Entries from a dataset of interfaces:
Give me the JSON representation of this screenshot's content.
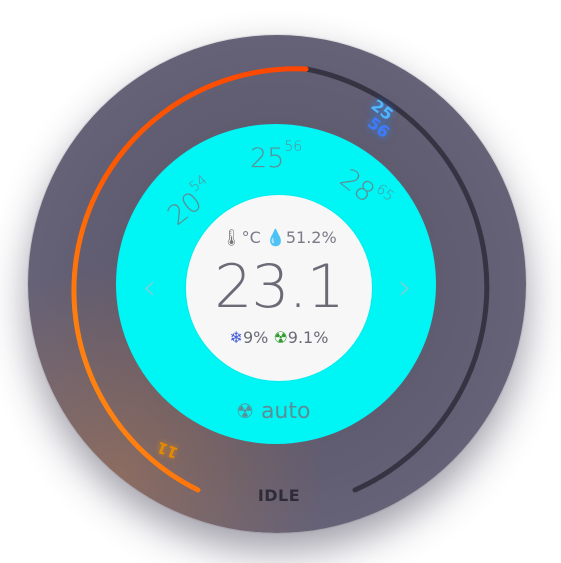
{
  "thermostat": {
    "current_temp": "23.1",
    "unit": "°C",
    "humidity": "51.2%",
    "stats": {
      "snow_value": "9%",
      "radiation_value": "9.1%"
    },
    "presets": [
      {
        "main": "20",
        "sup": "54"
      },
      {
        "main": "25",
        "sup": "56"
      },
      {
        "main": "28",
        "sup": "65"
      }
    ],
    "mode_label": "auto",
    "status": "IDLE",
    "high_marker": {
      "a": "25",
      "b": "56"
    },
    "low_marker": "11",
    "chevron_left": "‹",
    "chevron_right": "›"
  },
  "icons": {
    "thermometer": "🌡",
    "drop": "💧",
    "snowflake": "❄",
    "radiation": "☢"
  },
  "colors": {
    "ring_background": "#615d72",
    "arc_warm_start": "#ff4a00",
    "arc_warm_end": "#ff9a1a",
    "arc_track": "#3a3748",
    "cyan_disc": "#00f5f5",
    "inner_disc": "#f7f7f7",
    "high_marker": "#4fb7ff",
    "low_marker": "#e68a00"
  }
}
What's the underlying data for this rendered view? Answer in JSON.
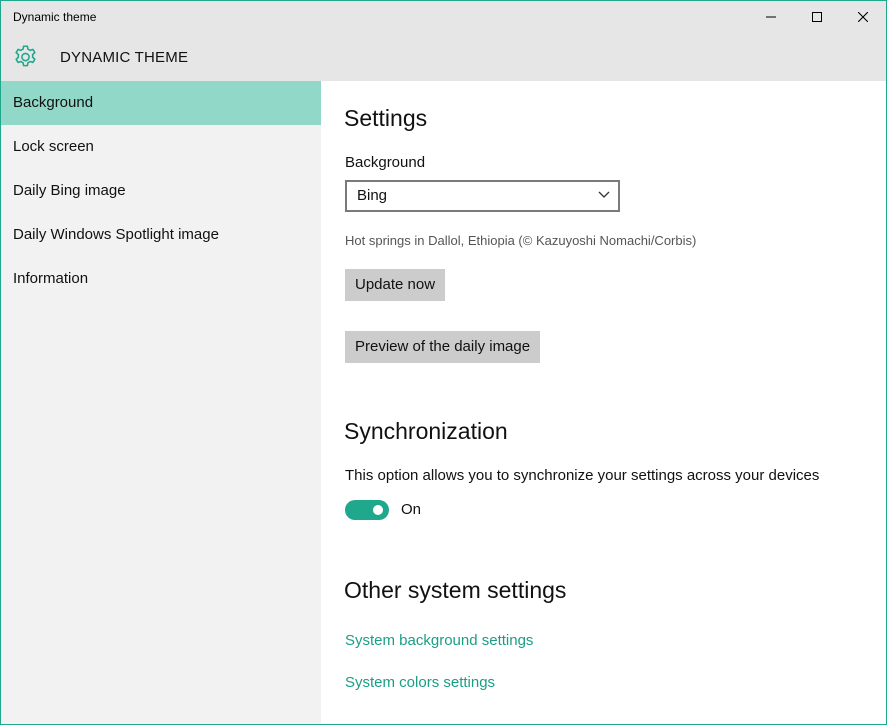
{
  "window": {
    "title": "Dynamic theme"
  },
  "app": {
    "title": "DYNAMIC THEME",
    "accent_color": "#1fa88c",
    "selected_nav_color": "#91d8c9"
  },
  "sidebar": {
    "items": [
      {
        "label": "Background",
        "selected": true
      },
      {
        "label": "Lock screen",
        "selected": false
      },
      {
        "label": "Daily Bing image",
        "selected": false
      },
      {
        "label": "Daily Windows Spotlight image",
        "selected": false
      },
      {
        "label": "Information",
        "selected": false
      }
    ]
  },
  "settings": {
    "heading": "Settings",
    "background_label": "Background",
    "background_value": "Bing",
    "image_caption": "Hot springs in Dallol, Ethiopia (© Kazuyoshi Nomachi/Corbis)",
    "update_button": "Update now",
    "preview_button": "Preview of the daily image"
  },
  "sync": {
    "heading": "Synchronization",
    "description": "This option allows you to synchronize your settings across your devices",
    "toggle_state": "On"
  },
  "other": {
    "heading": "Other system settings",
    "link_background": "System background settings",
    "link_colors": "System colors settings"
  }
}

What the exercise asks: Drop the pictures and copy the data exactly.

Answer:
Give me the JSON representation of this screenshot's content.
{
  "thermostat": {
    "current_temp": "23.1",
    "unit": "°C",
    "humidity": "51.2%",
    "stats": {
      "snow_value": "9%",
      "radiation_value": "9.1%"
    },
    "presets": [
      {
        "main": "20",
        "sup": "54"
      },
      {
        "main": "25",
        "sup": "56"
      },
      {
        "main": "28",
        "sup": "65"
      }
    ],
    "mode_label": "auto",
    "status": "IDLE",
    "high_marker": {
      "a": "25",
      "b": "56"
    },
    "low_marker": "11",
    "chevron_left": "‹",
    "chevron_right": "›"
  },
  "icons": {
    "thermometer": "🌡",
    "drop": "💧",
    "snowflake": "❄",
    "radiation": "☢"
  },
  "colors": {
    "ring_background": "#615d72",
    "arc_warm_start": "#ff4a00",
    "arc_warm_end": "#ff9a1a",
    "arc_track": "#3a3748",
    "cyan_disc": "#00f5f5",
    "inner_disc": "#f7f7f7",
    "high_marker": "#4fb7ff",
    "low_marker": "#e68a00"
  }
}
What's the underlying data for this rendered view? Answer in JSON.
{
  "window": {
    "title": "Dynamic theme"
  },
  "app": {
    "title": "DYNAMIC THEME",
    "accent_color": "#1fa88c",
    "selected_nav_color": "#91d8c9"
  },
  "sidebar": {
    "items": [
      {
        "label": "Background",
        "selected": true
      },
      {
        "label": "Lock screen",
        "selected": false
      },
      {
        "label": "Daily Bing image",
        "selected": false
      },
      {
        "label": "Daily Windows Spotlight image",
        "selected": false
      },
      {
        "label": "Information",
        "selected": false
      }
    ]
  },
  "settings": {
    "heading": "Settings",
    "background_label": "Background",
    "background_value": "Bing",
    "image_caption": "Hot springs in Dallol, Ethiopia (© Kazuyoshi Nomachi/Corbis)",
    "update_button": "Update now",
    "preview_button": "Preview of the daily image"
  },
  "sync": {
    "heading": "Synchronization",
    "description": "This option allows you to synchronize your settings across your devices",
    "toggle_state": "On"
  },
  "other": {
    "heading": "Other system settings",
    "link_background": "System background settings",
    "link_colors": "System colors settings"
  }
}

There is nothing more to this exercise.